=== Required work ===
Please give again every entry exactly as it appears, setting aside the pictures.

[Opening Entries shown section]

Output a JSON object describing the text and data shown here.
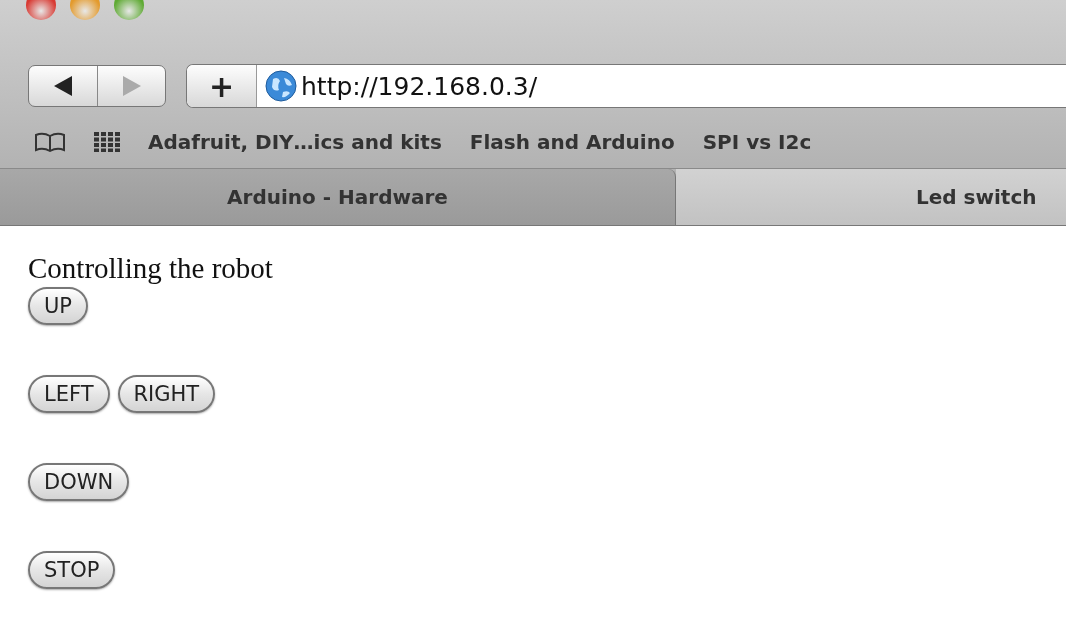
{
  "toolbar": {
    "back_disabled": false,
    "forward_disabled": true,
    "add_label": "+",
    "address": "http://192.168.0.3/"
  },
  "bookmarks": [
    "Adafruit, DIY…ics and kits",
    "Flash and Arduino",
    "SPI vs I2c"
  ],
  "tabs": [
    {
      "label": "Arduino - Hardware",
      "selected": false
    },
    {
      "label": "Led switch",
      "selected": true
    }
  ],
  "page": {
    "heading": "Controlling the robot",
    "button_rows": [
      [
        "UP"
      ],
      [
        "LEFT",
        "RIGHT"
      ],
      [
        "DOWN"
      ],
      [
        "STOP"
      ]
    ]
  }
}
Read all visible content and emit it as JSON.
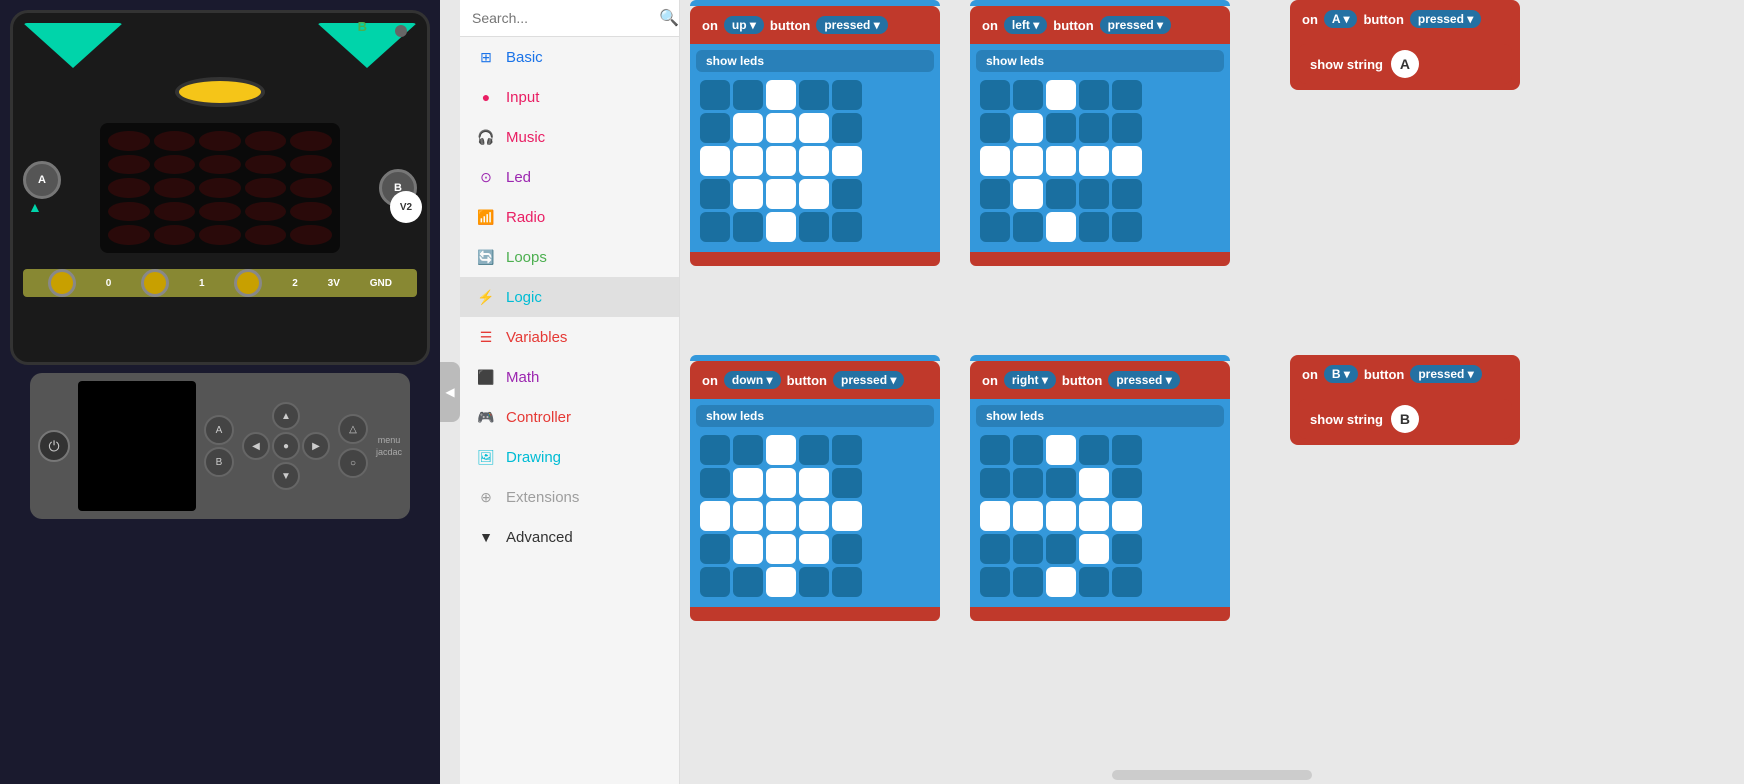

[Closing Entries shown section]

=== Solution to the exercise ===
Output a JSON object describing the text and data shown here.
{
  "toolbar": {
    "back_disabled": false,
    "forward_disabled": true,
    "add_label": "+",
    "address": "http://192.168.0.3/"
  },
  "bookmarks": [
    "Adafruit, DIY…ics and kits",
    "Flash and Arduino",
    "SPI vs I2c"
  ],
  "tabs": [
    {
      "label": "Arduino - Hardware",
      "selected": false
    },
    {
      "label": "Led switch",
      "selected": true
    }
  ],
  "page": {
    "heading": "Controlling the robot",
    "button_rows": [
      [
        "UP"
      ],
      [
        "LEFT",
        "RIGHT"
      ],
      [
        "DOWN"
      ],
      [
        "STOP"
      ]
    ]
  }
}
Read all visible content and emit it as JSON.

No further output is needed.